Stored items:
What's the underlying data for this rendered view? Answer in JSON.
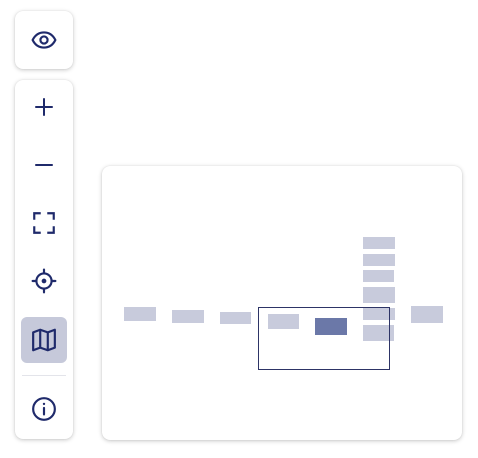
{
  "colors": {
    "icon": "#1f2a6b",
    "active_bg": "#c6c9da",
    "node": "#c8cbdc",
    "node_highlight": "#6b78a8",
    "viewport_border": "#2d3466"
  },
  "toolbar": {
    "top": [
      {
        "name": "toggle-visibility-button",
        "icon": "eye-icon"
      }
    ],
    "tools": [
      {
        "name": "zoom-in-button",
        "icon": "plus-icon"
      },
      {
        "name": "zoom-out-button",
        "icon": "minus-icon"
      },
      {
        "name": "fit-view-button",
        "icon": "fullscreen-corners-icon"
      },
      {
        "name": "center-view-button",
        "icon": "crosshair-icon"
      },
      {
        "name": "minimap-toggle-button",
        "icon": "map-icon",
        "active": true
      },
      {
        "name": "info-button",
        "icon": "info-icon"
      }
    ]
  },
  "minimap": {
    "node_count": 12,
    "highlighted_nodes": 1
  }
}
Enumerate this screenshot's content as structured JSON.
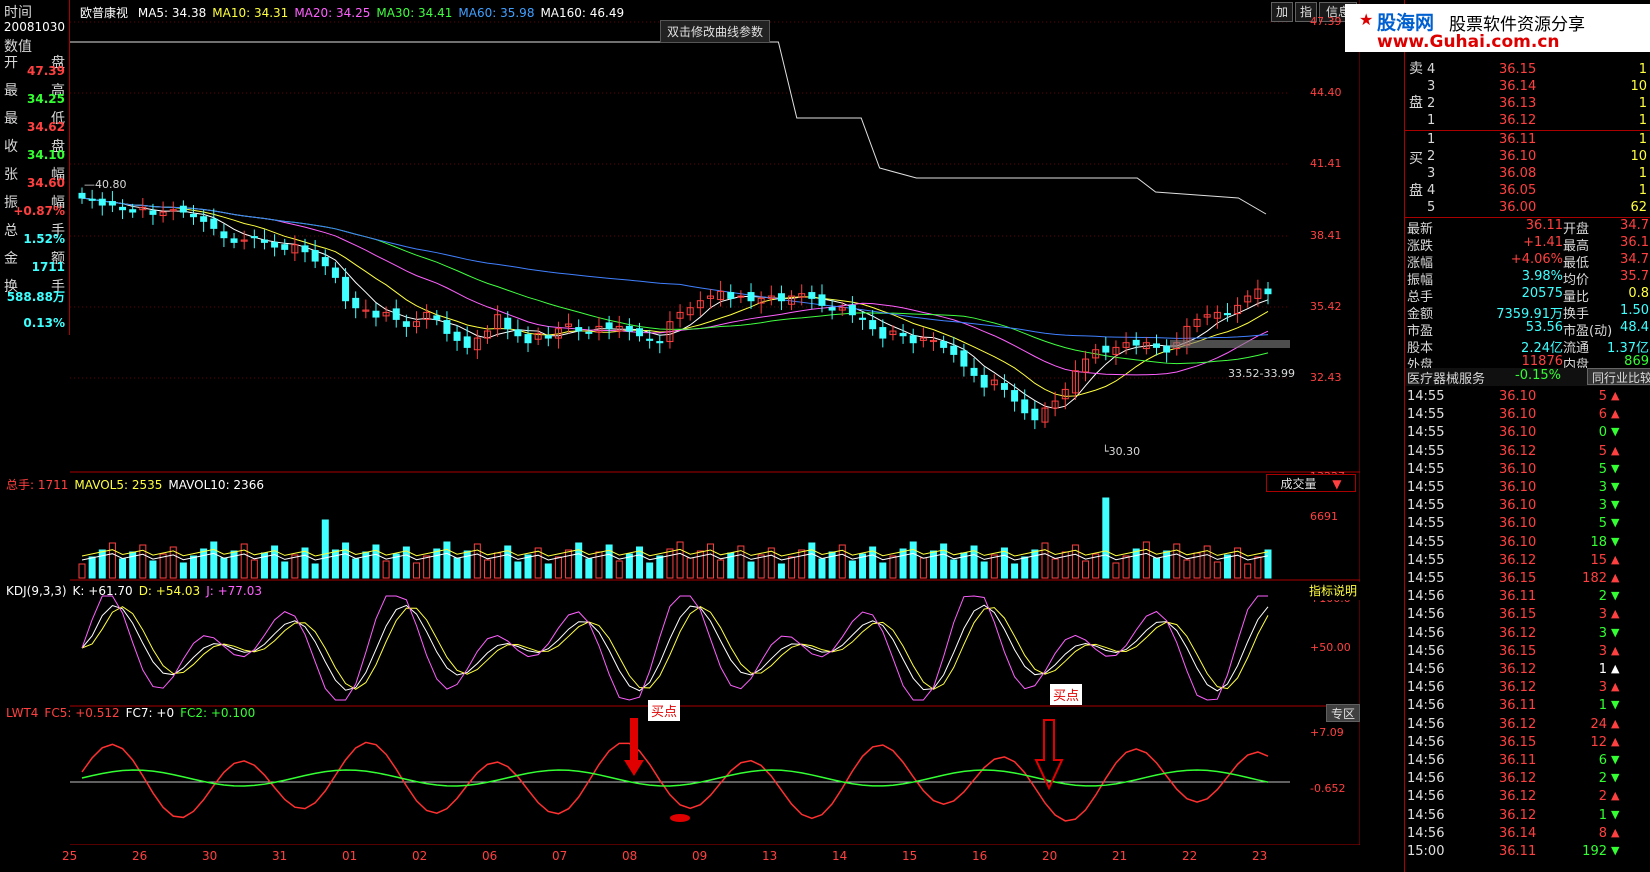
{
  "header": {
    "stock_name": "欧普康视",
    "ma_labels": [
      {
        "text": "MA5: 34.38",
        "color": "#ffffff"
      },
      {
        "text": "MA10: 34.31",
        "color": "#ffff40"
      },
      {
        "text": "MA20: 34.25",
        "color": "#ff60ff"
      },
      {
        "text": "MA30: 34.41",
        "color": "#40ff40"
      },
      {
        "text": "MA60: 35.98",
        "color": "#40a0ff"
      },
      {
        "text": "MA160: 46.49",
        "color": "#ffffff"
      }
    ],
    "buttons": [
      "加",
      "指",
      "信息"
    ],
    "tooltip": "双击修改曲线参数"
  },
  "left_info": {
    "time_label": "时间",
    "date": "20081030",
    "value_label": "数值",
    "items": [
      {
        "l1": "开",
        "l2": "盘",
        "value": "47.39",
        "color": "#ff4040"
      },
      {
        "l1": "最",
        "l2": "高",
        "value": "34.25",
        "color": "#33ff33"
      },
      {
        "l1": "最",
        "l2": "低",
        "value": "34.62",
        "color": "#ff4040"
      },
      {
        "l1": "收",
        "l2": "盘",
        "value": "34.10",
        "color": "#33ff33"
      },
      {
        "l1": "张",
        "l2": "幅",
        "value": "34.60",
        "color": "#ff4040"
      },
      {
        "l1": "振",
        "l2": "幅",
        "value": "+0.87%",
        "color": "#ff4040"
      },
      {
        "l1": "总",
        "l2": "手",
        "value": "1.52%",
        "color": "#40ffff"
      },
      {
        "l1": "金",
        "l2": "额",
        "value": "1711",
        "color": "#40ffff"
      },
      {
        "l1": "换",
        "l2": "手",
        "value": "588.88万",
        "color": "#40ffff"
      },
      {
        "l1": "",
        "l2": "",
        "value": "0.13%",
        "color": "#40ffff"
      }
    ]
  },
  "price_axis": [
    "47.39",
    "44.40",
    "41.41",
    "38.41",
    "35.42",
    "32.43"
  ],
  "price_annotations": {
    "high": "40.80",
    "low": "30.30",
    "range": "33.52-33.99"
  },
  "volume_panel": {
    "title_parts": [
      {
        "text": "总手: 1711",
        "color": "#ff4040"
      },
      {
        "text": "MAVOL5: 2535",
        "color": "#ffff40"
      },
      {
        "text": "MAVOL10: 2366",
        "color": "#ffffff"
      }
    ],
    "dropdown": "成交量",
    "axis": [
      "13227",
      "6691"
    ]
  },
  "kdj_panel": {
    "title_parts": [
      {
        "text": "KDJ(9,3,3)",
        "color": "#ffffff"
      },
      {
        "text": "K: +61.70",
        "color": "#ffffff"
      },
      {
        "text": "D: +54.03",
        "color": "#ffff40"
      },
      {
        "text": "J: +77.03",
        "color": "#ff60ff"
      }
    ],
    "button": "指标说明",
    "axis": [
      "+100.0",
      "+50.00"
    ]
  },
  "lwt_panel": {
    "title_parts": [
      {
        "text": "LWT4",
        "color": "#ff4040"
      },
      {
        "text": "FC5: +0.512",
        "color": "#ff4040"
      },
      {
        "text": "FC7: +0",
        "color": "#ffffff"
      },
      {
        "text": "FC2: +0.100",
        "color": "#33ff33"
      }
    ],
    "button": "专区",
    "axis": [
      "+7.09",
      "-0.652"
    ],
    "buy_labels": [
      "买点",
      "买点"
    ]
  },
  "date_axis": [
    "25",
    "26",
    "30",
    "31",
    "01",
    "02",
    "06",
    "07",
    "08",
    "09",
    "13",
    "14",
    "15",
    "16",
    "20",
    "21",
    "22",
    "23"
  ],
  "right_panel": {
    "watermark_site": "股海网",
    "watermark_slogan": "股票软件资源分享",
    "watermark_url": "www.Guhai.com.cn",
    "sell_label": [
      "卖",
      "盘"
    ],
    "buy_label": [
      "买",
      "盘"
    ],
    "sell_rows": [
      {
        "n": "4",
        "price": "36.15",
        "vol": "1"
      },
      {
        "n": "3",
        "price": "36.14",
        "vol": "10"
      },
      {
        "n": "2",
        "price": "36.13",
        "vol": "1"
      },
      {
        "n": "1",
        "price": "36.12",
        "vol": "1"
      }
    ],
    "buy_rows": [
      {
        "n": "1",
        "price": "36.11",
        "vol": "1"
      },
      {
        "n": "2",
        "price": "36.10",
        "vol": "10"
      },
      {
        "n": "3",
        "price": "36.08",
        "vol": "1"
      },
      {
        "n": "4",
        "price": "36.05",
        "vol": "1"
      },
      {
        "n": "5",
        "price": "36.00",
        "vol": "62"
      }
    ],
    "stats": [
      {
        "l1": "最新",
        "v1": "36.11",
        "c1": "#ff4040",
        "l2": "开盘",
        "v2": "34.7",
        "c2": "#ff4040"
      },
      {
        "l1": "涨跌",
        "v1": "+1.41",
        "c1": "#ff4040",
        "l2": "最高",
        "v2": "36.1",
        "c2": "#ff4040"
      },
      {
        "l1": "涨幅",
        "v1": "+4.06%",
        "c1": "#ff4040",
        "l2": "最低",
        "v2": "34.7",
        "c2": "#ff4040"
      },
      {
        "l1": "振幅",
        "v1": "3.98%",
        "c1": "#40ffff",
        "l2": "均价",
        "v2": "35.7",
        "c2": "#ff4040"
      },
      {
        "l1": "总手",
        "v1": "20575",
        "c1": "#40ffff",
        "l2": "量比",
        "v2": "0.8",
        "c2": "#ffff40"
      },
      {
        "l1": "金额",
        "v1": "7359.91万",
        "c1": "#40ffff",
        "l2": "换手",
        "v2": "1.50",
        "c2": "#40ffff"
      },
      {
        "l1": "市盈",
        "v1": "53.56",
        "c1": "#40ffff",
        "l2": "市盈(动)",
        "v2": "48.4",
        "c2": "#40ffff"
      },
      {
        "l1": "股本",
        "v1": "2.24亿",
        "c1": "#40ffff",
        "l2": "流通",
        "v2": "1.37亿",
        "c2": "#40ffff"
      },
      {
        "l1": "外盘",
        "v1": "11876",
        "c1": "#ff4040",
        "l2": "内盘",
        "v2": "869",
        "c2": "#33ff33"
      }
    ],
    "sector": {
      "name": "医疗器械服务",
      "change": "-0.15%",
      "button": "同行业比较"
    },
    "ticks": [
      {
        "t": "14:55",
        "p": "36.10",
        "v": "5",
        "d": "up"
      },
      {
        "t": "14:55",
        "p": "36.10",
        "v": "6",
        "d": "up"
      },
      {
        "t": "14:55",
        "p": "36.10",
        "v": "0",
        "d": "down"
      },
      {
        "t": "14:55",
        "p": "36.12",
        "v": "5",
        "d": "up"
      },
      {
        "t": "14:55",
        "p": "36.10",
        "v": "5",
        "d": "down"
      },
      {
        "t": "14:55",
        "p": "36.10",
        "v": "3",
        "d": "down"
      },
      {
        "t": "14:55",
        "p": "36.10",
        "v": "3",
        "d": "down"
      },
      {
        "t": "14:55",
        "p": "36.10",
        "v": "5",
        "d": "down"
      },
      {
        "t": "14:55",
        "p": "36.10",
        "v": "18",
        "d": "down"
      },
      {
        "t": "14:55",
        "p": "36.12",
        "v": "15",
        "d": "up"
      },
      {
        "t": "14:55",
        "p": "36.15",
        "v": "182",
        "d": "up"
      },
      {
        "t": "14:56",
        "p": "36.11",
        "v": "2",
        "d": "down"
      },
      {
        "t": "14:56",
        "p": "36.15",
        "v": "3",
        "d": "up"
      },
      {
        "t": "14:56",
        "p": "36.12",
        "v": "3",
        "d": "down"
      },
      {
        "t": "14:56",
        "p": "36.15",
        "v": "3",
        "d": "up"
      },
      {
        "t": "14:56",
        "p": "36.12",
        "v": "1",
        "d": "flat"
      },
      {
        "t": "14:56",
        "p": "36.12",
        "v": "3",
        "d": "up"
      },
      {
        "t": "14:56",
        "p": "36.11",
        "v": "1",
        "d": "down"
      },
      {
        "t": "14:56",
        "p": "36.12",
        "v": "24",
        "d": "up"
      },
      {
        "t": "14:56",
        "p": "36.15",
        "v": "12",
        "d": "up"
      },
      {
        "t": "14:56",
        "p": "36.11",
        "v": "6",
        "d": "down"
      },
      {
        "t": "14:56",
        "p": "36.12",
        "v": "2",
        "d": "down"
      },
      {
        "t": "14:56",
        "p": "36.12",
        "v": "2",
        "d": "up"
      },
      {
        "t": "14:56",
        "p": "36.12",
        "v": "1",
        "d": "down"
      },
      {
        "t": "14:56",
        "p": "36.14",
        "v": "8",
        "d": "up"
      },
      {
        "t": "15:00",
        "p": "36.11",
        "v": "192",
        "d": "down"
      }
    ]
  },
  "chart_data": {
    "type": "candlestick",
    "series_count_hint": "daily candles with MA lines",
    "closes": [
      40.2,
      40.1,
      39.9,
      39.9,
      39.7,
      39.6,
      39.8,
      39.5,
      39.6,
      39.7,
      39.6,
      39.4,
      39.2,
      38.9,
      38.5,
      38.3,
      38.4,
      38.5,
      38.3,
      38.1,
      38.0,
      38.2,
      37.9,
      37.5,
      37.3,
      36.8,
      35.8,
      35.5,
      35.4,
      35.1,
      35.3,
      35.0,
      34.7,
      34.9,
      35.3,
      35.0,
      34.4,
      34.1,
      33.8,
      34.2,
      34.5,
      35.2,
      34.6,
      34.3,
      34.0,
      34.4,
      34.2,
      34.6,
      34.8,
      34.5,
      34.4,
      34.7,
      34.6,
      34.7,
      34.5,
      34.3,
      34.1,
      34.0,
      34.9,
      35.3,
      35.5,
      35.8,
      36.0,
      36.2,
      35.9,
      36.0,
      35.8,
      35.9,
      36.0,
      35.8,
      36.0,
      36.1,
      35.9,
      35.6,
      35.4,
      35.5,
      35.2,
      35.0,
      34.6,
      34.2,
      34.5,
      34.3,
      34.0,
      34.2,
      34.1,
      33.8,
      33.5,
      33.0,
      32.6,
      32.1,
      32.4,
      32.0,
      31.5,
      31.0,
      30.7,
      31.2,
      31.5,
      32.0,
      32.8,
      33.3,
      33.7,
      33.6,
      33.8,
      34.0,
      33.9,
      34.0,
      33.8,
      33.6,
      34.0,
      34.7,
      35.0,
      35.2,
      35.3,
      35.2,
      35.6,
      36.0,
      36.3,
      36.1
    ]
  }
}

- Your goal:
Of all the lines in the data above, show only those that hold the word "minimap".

- Finished task:
        "name": "minimap-toggle-button",
  "minimap": {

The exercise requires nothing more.